Reena Ranger, Chair of Women Empowered, is In Conversation with Dr Harpreet Sood for a special episode of her regular series for ‘iGlobal’ to explore some inspirational facets from the life and achievements of prominent Global Indians.
Dr Sood from the National Health Service (NHS) is a Board Member of Health Education England (HEE) and a Global Digital Health Adviser. Here, he reflects how the Covid-19 pandemic has changed so much and taken far too many too soon. People from ethnic minorities are disproportionately affected, but there is light at the end of the tunnel with the vaccines.
To start with the basics, what is a vaccine and why do we need them?
Vaccines are very important because they protect ourselves and our children from ill health. We've had vaccines for many diseases before, from small pox to polio, tetanus or measles, we've all had them and our children have had them. For infectious diseases that cause harm, we have an opportunity to use these vaccines to build our immune systems that help create antibodies that protect us from these diseases. The same applies with Covid-19, and it much safer for your immune system to learn this through vaccination than catching the disease and treating it. What's exciting is that in the space of 12 months, we've got a vaccine. It's a remarkable achievement of Science.
Some people are saying the vaccine was developed too quickly. How can we know they're safe for us?
These vaccines have been developed very quickly, but they have been highly regulated. There are a number of enablers that happened to make this process quick. Let me touch upon three of them:
1. The different phases of the clinical trial were delivered to overlap the process rather than run sequentially. What I mean by that is we were not waiting for one part of the process was started before staring the next, which really sped up the clinical process.
2. There was a rolling assessment of the data that was being sent to the experts and regulators at MHRA. That meant that they could review the trial data as it was coming through, ask questions along the way and requesting extra information as it was coming.

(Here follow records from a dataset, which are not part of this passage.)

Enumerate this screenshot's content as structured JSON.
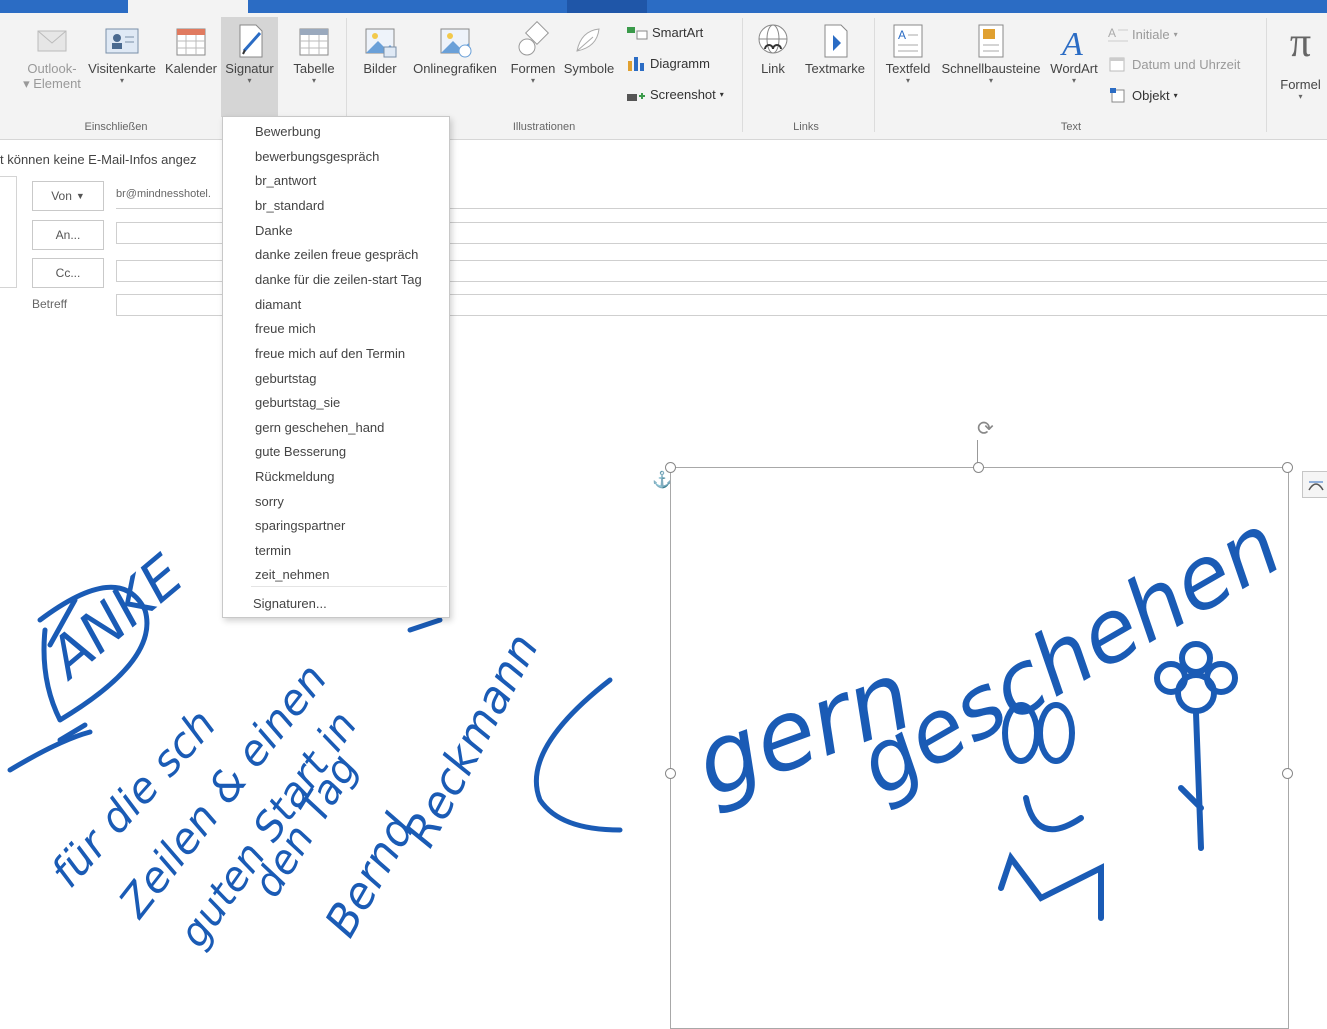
{
  "ribbon": {
    "buttons": {
      "outlook_element": {
        "label1": "Outlook-",
        "label2": "Element"
      },
      "visitenkarte": "Visitenkarte",
      "kalender": "Kalender",
      "signatur": "Signatur",
      "tabelle": "Tabelle",
      "bilder": "Bilder",
      "onlinegrafiken": "Onlinegrafiken",
      "formen": "Formen",
      "symbole": "Symbole",
      "smartart": "SmartArt",
      "diagramm": "Diagramm",
      "screenshot": "Screenshot",
      "link": "Link",
      "textmarke": "Textmarke",
      "textfeld": "Textfeld",
      "schnellbausteine": "Schnellbausteine",
      "wordart": "WordArt",
      "initiale": "Initiale",
      "datum_uhrzeit": "Datum und Uhrzeit",
      "objekt": "Objekt",
      "formel": "Formel"
    },
    "groups": {
      "einschliessen": "Einschließen",
      "illustrationen": "Illustrationen",
      "links": "Links",
      "text": "Text"
    }
  },
  "info_bar": "t können keine E-Mail-Infos angez",
  "header": {
    "von_label": "Von",
    "von_value": "br@mindnesshotel.",
    "an_label": "An...",
    "cc_label": "Cc...",
    "betreff_label": "Betreff"
  },
  "signature_menu": {
    "items": [
      "Bewerbung",
      "bewerbungsgespräch",
      "br_antwort",
      "br_standard",
      "Danke",
      "danke zeilen freue gespräch",
      "danke für die zeilen-start Tag",
      "diamant",
      "freue mich",
      "freue mich auf den Termin",
      "geburtstag",
      "geburtstag_sie",
      "gern geschehen_hand",
      "gute Besserung",
      "Rückmeldung",
      "sorry",
      "sparingspartner",
      "termin",
      "zeit_nehmen"
    ],
    "footer": "Signaturen..."
  },
  "colors": {
    "accent": "#2b6cc4",
    "ink": "#1a5bb5",
    "ribbon_bg": "#f3f3f3"
  },
  "handwriting": {
    "left_note": "DANKE für die schönen Zeilen & einen guten Start in den Tag Bernd Reckmann",
    "right_note": "gern geschehen"
  }
}
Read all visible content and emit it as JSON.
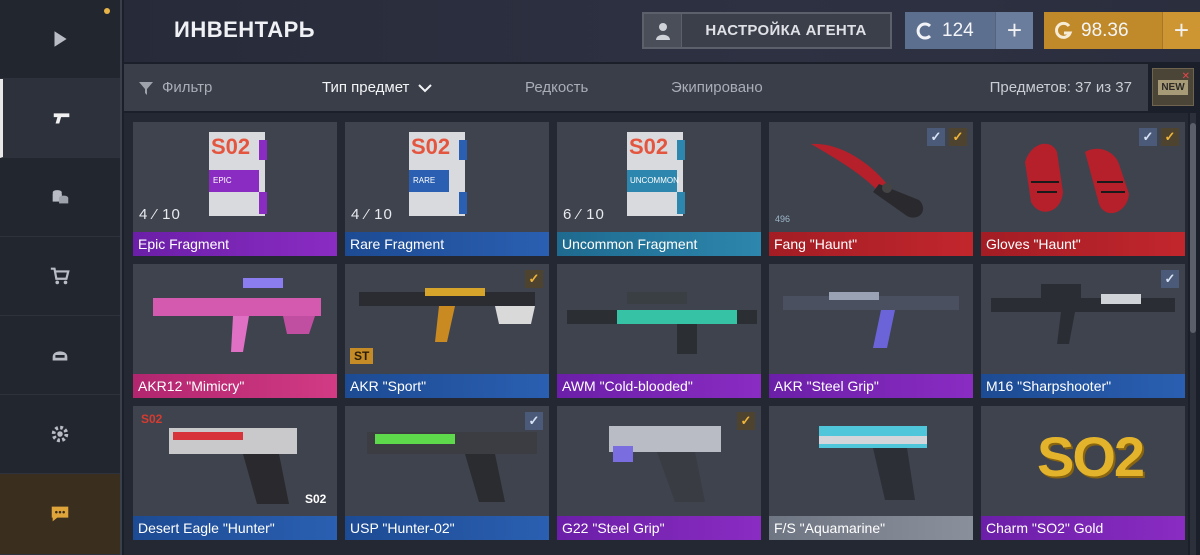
{
  "header": {
    "title": "ИНВЕНТАРЬ",
    "agent_button": "НАСТРОЙКА АГЕНТА",
    "silver": "124",
    "gold": "98.36",
    "plus": "+"
  },
  "filters": {
    "filter": "Фильтр",
    "type": "Тип предмет",
    "rarity": "Редкость",
    "equipped": "Экипировано",
    "count": "Предметов: 37 из 37",
    "new_badge": "NEW"
  },
  "colors": {
    "purple": "#7b25b6",
    "blue": "#2452a0",
    "teal": "#25779e",
    "red": "#b22128",
    "pink": "#c22f79",
    "gray": "#7c838f",
    "gold": "#c08a2a"
  },
  "sidebar": {
    "items": [
      "play-icon",
      "pistol-icon",
      "coins-icon",
      "cart-icon",
      "helmet-icon",
      "gear-icon",
      "chat-icon"
    ]
  },
  "items": [
    {
      "name": "Epic Fragment",
      "count": "4 ⁄ 10",
      "sticker": "S02",
      "sticker_label": "EPIC"
    },
    {
      "name": "Rare Fragment",
      "count": "4 ⁄ 10",
      "sticker": "S02",
      "sticker_label": "RARE"
    },
    {
      "name": "Uncommon Fragment",
      "count": "6 ⁄ 10",
      "sticker": "S02",
      "sticker_label": "UNCOMMON"
    },
    {
      "name": "Fang \"Haunt\"",
      "tag": "496"
    },
    {
      "name": "Gloves \"Haunt\""
    },
    {
      "name": "AKR12 \"Mimicry\""
    },
    {
      "name": "AKR \"Sport\"",
      "badge": "ST"
    },
    {
      "name": "AWM \"Cold-blooded\""
    },
    {
      "name": "AKR \"Steel Grip\""
    },
    {
      "name": "M16 \"Sharpshooter\""
    },
    {
      "name": "Desert Eagle \"Hunter\"",
      "tag_top": "S02",
      "tag_bottom": "S02"
    },
    {
      "name": "USP \"Hunter-02\""
    },
    {
      "name": "G22 \"Steel Grip\""
    },
    {
      "name": "F/S \"Aquamarine\""
    },
    {
      "name": "Charm \"SO2\" Gold",
      "charm": "SO2"
    }
  ]
}
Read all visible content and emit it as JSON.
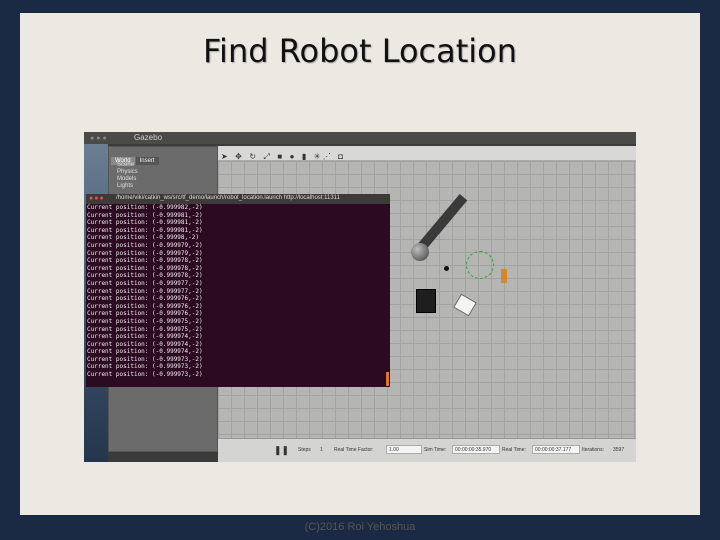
{
  "slide": {
    "title": "Find Robot Location",
    "footer": "(C)2016 Roi Yehoshua"
  },
  "gazebo": {
    "window_title": "Gazebo",
    "tabs": [
      "World",
      "Insert"
    ],
    "tree_items": [
      "Scene",
      "Physics",
      "Models",
      "Lights"
    ],
    "toolbar_icons": [
      "select-arrow-icon",
      "translate-icon",
      "rotate-icon",
      "scale-icon",
      "box-icon",
      "sphere-icon",
      "cylinder-icon",
      "light-icons",
      "screenshot-icon"
    ],
    "bottom": {
      "steps_label": "Steps",
      "steps_value": "1",
      "real_time_factor_label": "Real Time Factor:",
      "real_time_factor_value": "1.00",
      "sim_time_label": "Sim Time:",
      "sim_time_value": "00:00:00:35.970",
      "real_time_label": "Real Time:",
      "real_time_value": "00:00:00:37.177",
      "iterations_label": "Iterations:",
      "iterations_value": "3597"
    }
  },
  "terminal": {
    "title": "/home/viki/catkin_ws/src/tf_demo/launch/robot_location.launch http://localhost:11311",
    "lines": [
      "Current position: (-0.999982,-2)",
      "Current position: (-0.999981,-2)",
      "Current position: (-0.999981,-2)",
      "Current position: (-0.999981,-2)",
      "Current position: (-0.99998,-2)",
      "Current position: (-0.999979,-2)",
      "Current position: (-0.999979,-2)",
      "Current position: (-0.999978,-2)",
      "Current position: (-0.999978,-2)",
      "Current position: (-0.999978,-2)",
      "Current position: (-0.999977,-2)",
      "Current position: (-0.999977,-2)",
      "Current position: (-0.999976,-2)",
      "Current position: (-0.999976,-2)",
      "Current position: (-0.999976,-2)",
      "Current position: (-0.999975,-2)",
      "Current position: (-0.999975,-2)",
      "Current position: (-0.999974,-2)",
      "Current position: (-0.999974,-2)",
      "Current position: (-0.999974,-2)",
      "Current position: (-0.999973,-2)",
      "Current position: (-0.999973,-2)",
      "Current position: (-0.999973,-2)"
    ]
  }
}
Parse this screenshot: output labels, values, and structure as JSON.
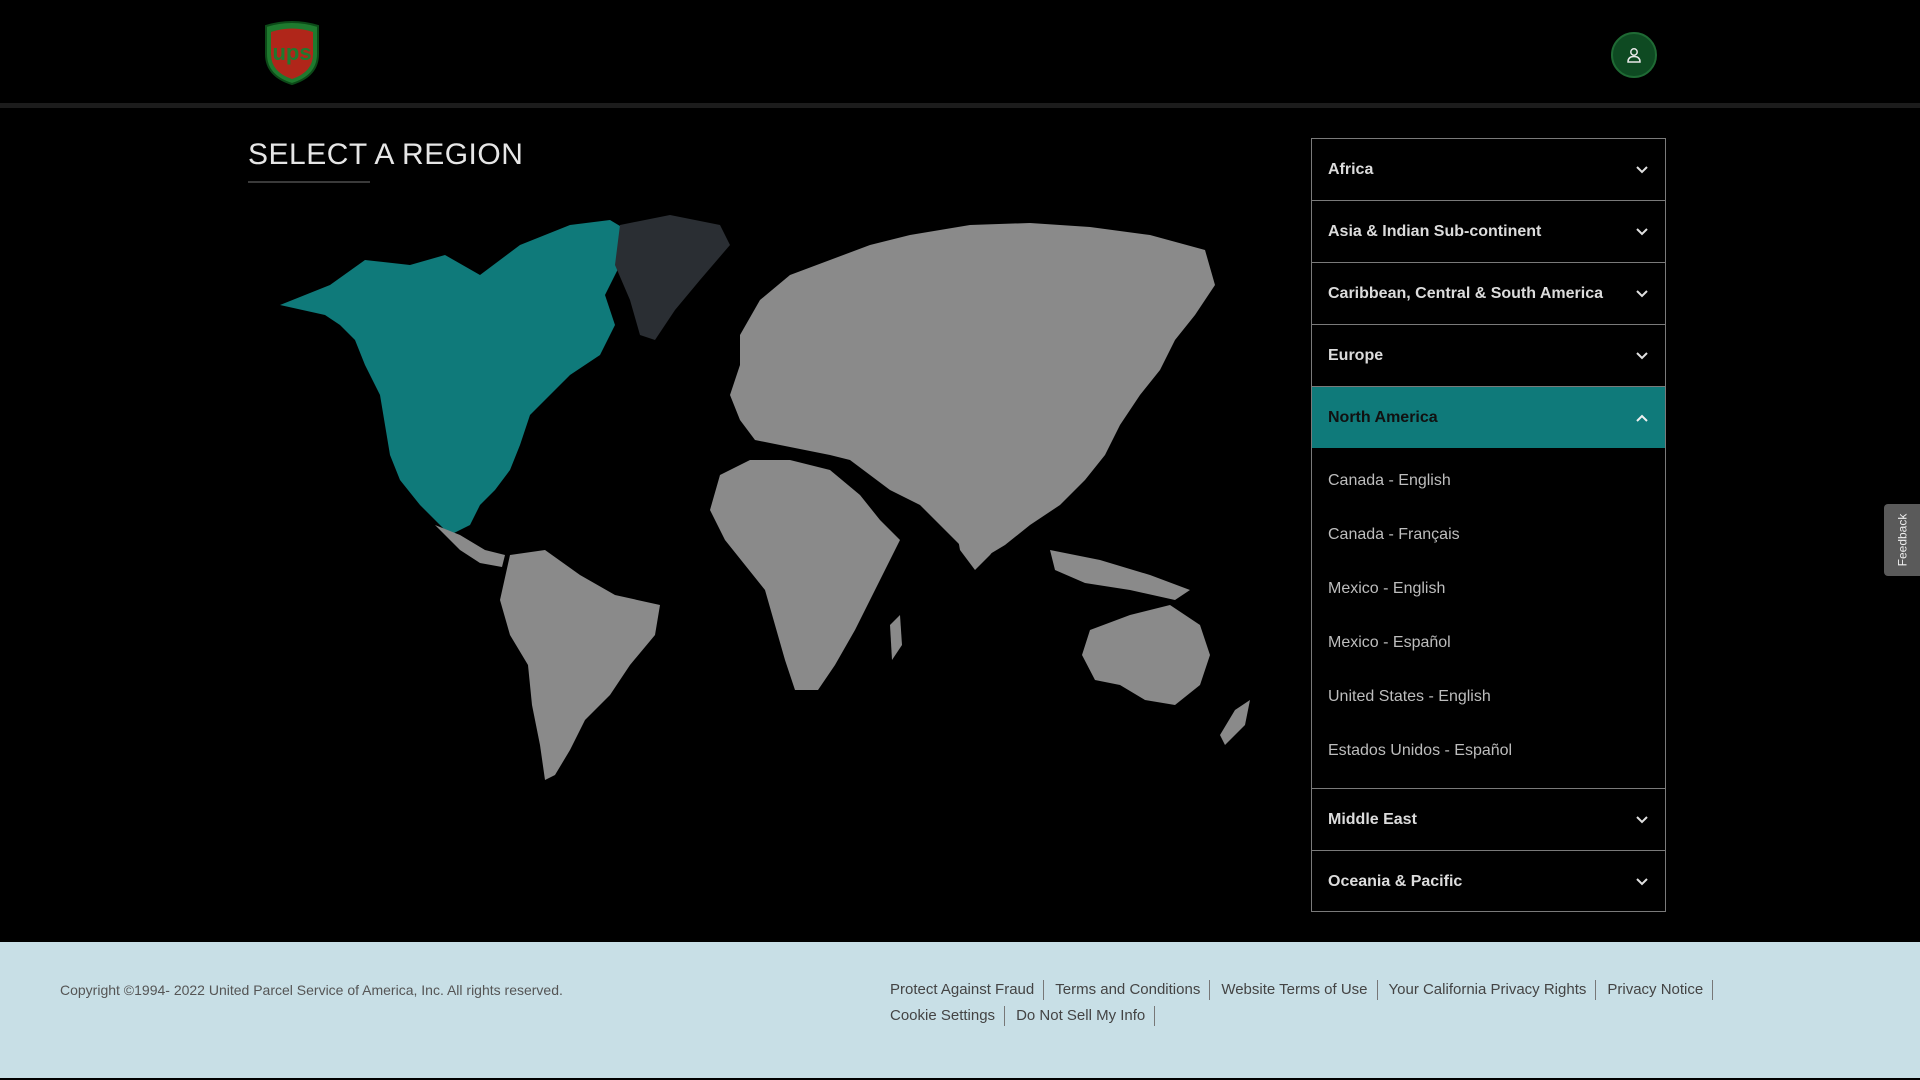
{
  "header": {
    "logo_text": "ups",
    "user_icon": "user-icon"
  },
  "page": {
    "title": "SELECT A REGION"
  },
  "regions": [
    {
      "label": "Africa",
      "expanded": false
    },
    {
      "label": "Asia & Indian Sub-continent",
      "expanded": false
    },
    {
      "label": "Caribbean, Central & South America",
      "expanded": false
    },
    {
      "label": "Europe",
      "expanded": false
    },
    {
      "label": "North America",
      "expanded": true
    },
    {
      "label": "Middle East",
      "expanded": false
    },
    {
      "label": "Oceania & Pacific",
      "expanded": false
    }
  ],
  "north_america_items": [
    "Canada - English",
    "Canada - Français",
    "Mexico - English",
    "Mexico - Español",
    "United States - English",
    "Estados Unidos - Español"
  ],
  "feedback": {
    "label": "Feedback"
  },
  "footer": {
    "copyright": "Copyright ©1994- 2022  United Parcel Service of America, Inc. All rights reserved.",
    "links": [
      "Protect Against Fraud",
      "Terms and Conditions",
      "Website Terms of Use",
      "Your California Privacy Rights",
      "Privacy Notice",
      "Cookie Settings",
      "Do Not Sell My Info"
    ]
  },
  "colors": {
    "accent_teal": "#0f7a7a",
    "map_gray": "#8a8a8a",
    "greenland": "#2a2e33",
    "footer_bg": "#c8dfe6",
    "ups_brown": "#8a1c12",
    "ups_gold": "#2a8a3a"
  }
}
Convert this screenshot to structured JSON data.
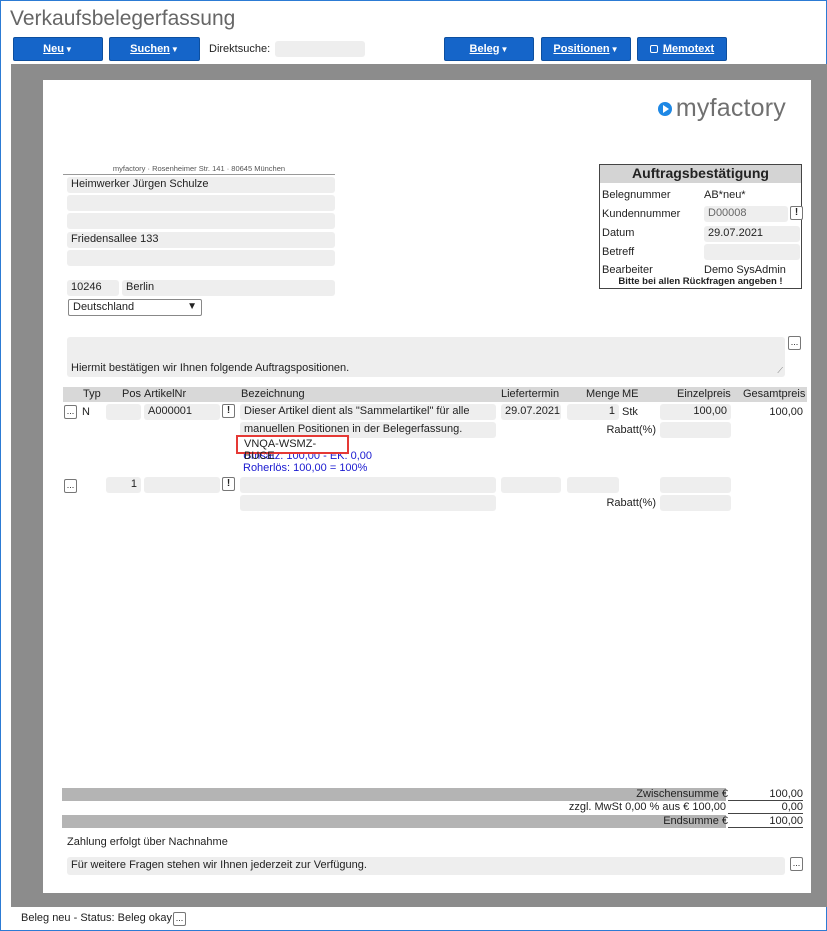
{
  "window": {
    "title": "Verkaufsbelegerfassung"
  },
  "toolbar": {
    "neu": "Neu",
    "suchen": "Suchen",
    "direktsuche_label": "Direktsuche:",
    "direktsuche_value": "",
    "beleg": "Beleg",
    "positionen": "Positionen",
    "memotext": "Memotext"
  },
  "logo": {
    "text": "myfactory"
  },
  "address": {
    "sender": "myfactory · Rosenheimer Str. 141 · 80645 München",
    "name": "Heimwerker Jürgen Schulze",
    "line2": "",
    "line3": "",
    "street": "Friedensallee 133",
    "line5": "",
    "zip": "10246",
    "city": "Berlin",
    "country": "Deutschland"
  },
  "info": {
    "title": "Auftragsbestätigung",
    "belegnummer_label": "Belegnummer",
    "belegnummer": "AB*neu*",
    "kundennummer_label": "Kundennummer",
    "kundennummer": "D00008",
    "datum_label": "Datum",
    "datum": "29.07.2021",
    "betreff_label": "Betreff",
    "betreff": "",
    "bearbeiter_label": "Bearbeiter",
    "bearbeiter": "Demo SysAdmin",
    "note": "Bitte bei allen Rückfragen angeben !"
  },
  "intro_text": "Hiermit bestätigen wir Ihnen folgende Auftragspositionen.",
  "table": {
    "headers": {
      "typ": "Typ",
      "pos": "Pos",
      "artikelnr": "ArtikelNr",
      "bezeichnung": "Bezeichnung",
      "liefertermin": "Liefertermin",
      "menge": "Menge",
      "me": "ME",
      "einzelpreis": "Einzelpreis",
      "gesamtpreis": "Gesamtpreis"
    },
    "row1": {
      "typ": "N",
      "pos": "",
      "artikelnr": "A000001",
      "bez1": "Dieser Artikel dient als \"Sammelartikel\" für alle",
      "bez2": "manuellen Positionen in der Belegerfassung.",
      "code": "VNQA-WSMZ-BUCE",
      "umsatz": "Umsatz: 100,00 - EK: 0,00",
      "rohertrag": "Roherlös: 100,00 = 100%",
      "liefertermin": "29.07.2021",
      "menge": "1",
      "me": "Stk",
      "einzelpreis": "100,00",
      "gesamtpreis": "100,00",
      "rabatt_label": "Rabatt(%)"
    },
    "row2": {
      "pos": "1",
      "rabatt_label": "Rabatt(%)"
    }
  },
  "totals": {
    "zwischensumme_label": "Zwischensumme €",
    "zwischensumme": "100,00",
    "mwst_label": "zzgl. MwSt 0,00 % aus € 100,00",
    "mwst": "0,00",
    "endsumme_label": "Endsumme €",
    "endsumme": "100,00"
  },
  "payment_text": "Zahlung erfolgt über Nachnahme",
  "footer_text": "Für weitere Fragen stehen wir Ihnen jederzeit zur Verfügung.",
  "status": {
    "text": "Beleg neu - Status: Beleg okay"
  },
  "colors": {
    "accent": "#1565c9",
    "highlight": "#e53935",
    "link_blue": "#1a1ad0"
  }
}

We were improving it as we were going along. Historically, this can take a lot longer because we're waiting on one part after the other.
3. One of the biggest challenges of vaccine development is recruiting participants onto clinical trials. Because of the global effort that we've had and because a lot more people has been interested, recruitment was very quickly. Thousands of people volunteered quickly, which meant that we were able to produce the vaccines quickly.
We should be celebrating this because it's a unique moment that will set the standard for future vaccine developments.
Everything has been transparent. Data has been publicly available. Everything has been published in highly rigorous scientific journals. If you go on the government website or MHRA websites, you can access all information, so that you can rest your minds. That's the strength of the science we have that has developed this vaccine.
Is the vaccine suitable for vegetarians and those with certain religious or cultural dietary requirements?
It is absolutely suitable for vegetarians. It is fully endorsed by religious councils, including those worried about halal or other cultural reasons. The British Islamic Medical Associate is one of the number of Muslim organisations that has been encouraging people to take the vaccine. It is completely safe as there are no animal products used in any of the vaccines.
There is a lot of misinformation out there and it’s causing people to make the wrong decisions. For me, as a GP, it is about making sure people have the right information to make a decision. Contact your GP as your first port of call if you have concerns. Pharmacists, the UK government website, the NHS website, and community and faith leaders can also be contacted to get the right information.
*The views expressed in the answers are of the interviewees.